● **PROBLEM REQUIREMENTS**
Repeat the data exactly, leaving out any image.

● **DATA**
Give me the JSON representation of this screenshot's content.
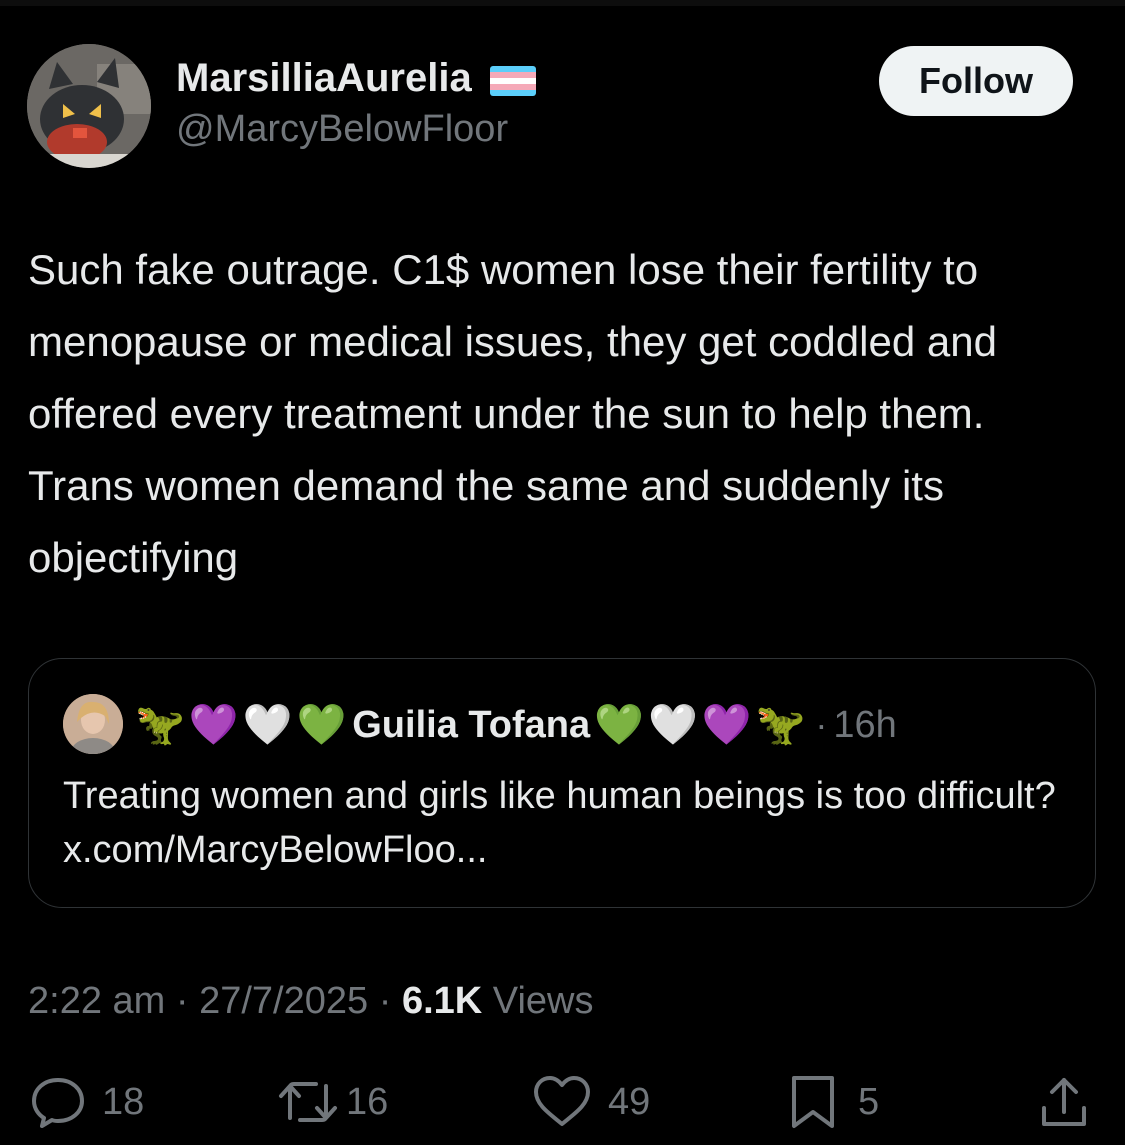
{
  "author": {
    "display_name": "MarsilliaAurelia",
    "handle": "@MarcyBelowFloor",
    "flag": "transgender-flag",
    "avatar": "cat-avatar"
  },
  "follow_label": "Follow",
  "tweet_text": "Such fake outrage. C1$ women lose their fertility to menopause or medical issues, they get coddled and offered every treatment under the sun to help them. Trans women demand the same and suddenly its objectifying",
  "quote": {
    "emoji_prefix": [
      "🦖",
      "💜",
      "🤍",
      "💚"
    ],
    "name": "Guilia Tofana",
    "emoji_suffix": [
      "💚",
      "🤍",
      "💜",
      "🦖"
    ],
    "separator": "·",
    "time": "16h",
    "text": "Treating women and girls like human beings is too difficult? x.com/MarcyBelowFloo..."
  },
  "meta": {
    "time": "2:22 am",
    "date": "27/7/2025",
    "separator": "·",
    "views_count": "6.1K",
    "views_label": "Views"
  },
  "actions": {
    "replies": "18",
    "reposts": "16",
    "likes": "49",
    "bookmarks": "5"
  },
  "colors": {
    "background": "#000000",
    "text": "#e7e9ea",
    "muted": "#71767b",
    "border": "#2f3336",
    "follow_bg": "#eff3f4",
    "flag_blue": "#5BCEFA",
    "flag_pink": "#F5A9B8",
    "flag_white": "#FFFFFF"
  }
}
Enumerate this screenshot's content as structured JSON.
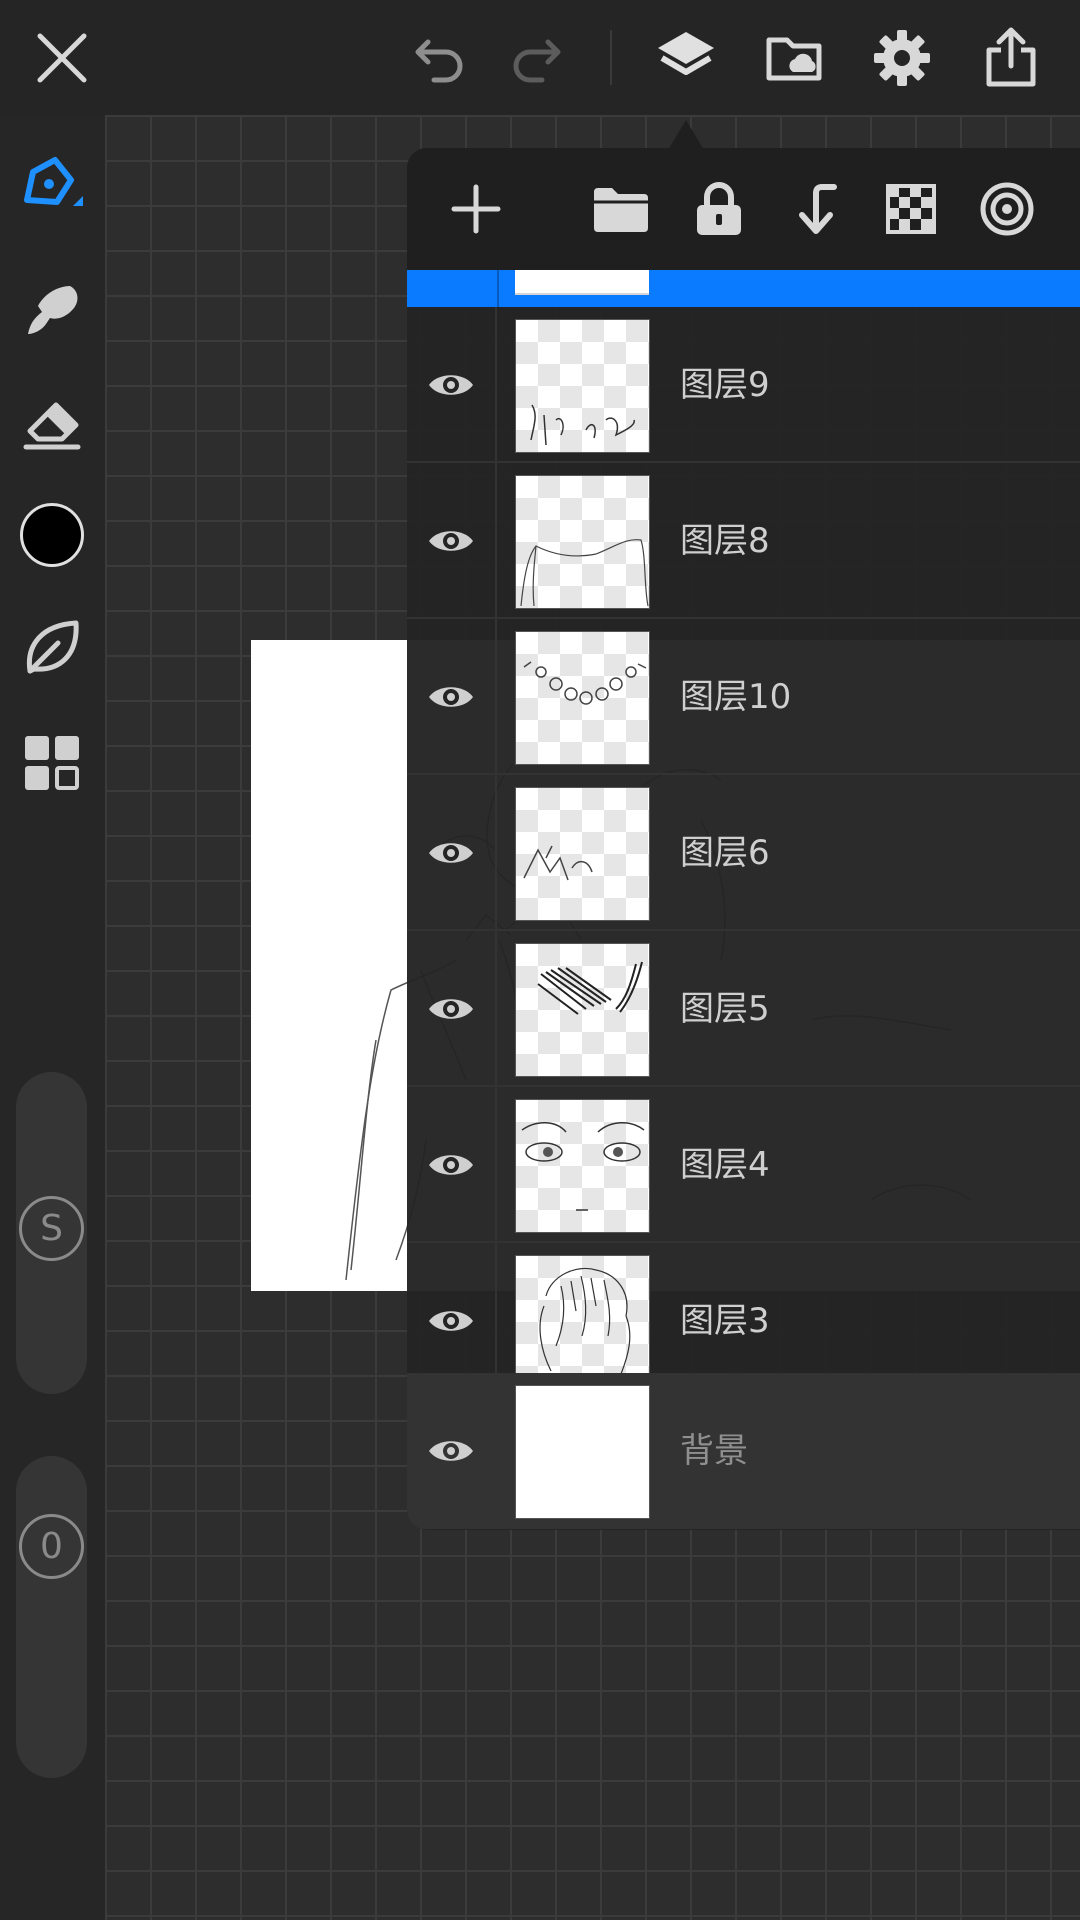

● **SOLUTION FOR THIS PROBLEM**
Give me the JSON representation of this screenshot's content.
{
  "author": {
    "display_name": "MarsilliaAurelia",
    "handle": "@MarcyBelowFloor",
    "flag": "transgender-flag",
    "avatar": "cat-avatar"
  },
  "follow_label": "Follow",
  "tweet_text": "Such fake outrage. C1$ women lose their fertility to menopause or medical issues, they get coddled and offered every treatment under the sun to help them. Trans women demand the same and suddenly its objectifying",
  "quote": {
    "emoji_prefix": [
      "🦖",
      "💜",
      "🤍",
      "💚"
    ],
    "name": "Guilia Tofana",
    "emoji_suffix": [
      "💚",
      "🤍",
      "💜",
      "🦖"
    ],
    "separator": "·",
    "time": "16h",
    "text": "Treating women and girls like human beings is too difficult? x.com/MarcyBelowFloo..."
  },
  "meta": {
    "time": "2:22 am",
    "date": "27/7/2025",
    "separator": "·",
    "views_count": "6.1K",
    "views_label": "Views"
  },
  "actions": {
    "replies": "18",
    "reposts": "16",
    "likes": "49",
    "bookmarks": "5"
  },
  "colors": {
    "background": "#000000",
    "text": "#e7e9ea",
    "muted": "#71767b",
    "border": "#2f3336",
    "follow_bg": "#eff3f4",
    "flag_blue": "#5BCEFA",
    "flag_pink": "#F5A9B8",
    "flag_white": "#FFFFFF"
  }
}
Enumerate this screenshot's content as structured JSON.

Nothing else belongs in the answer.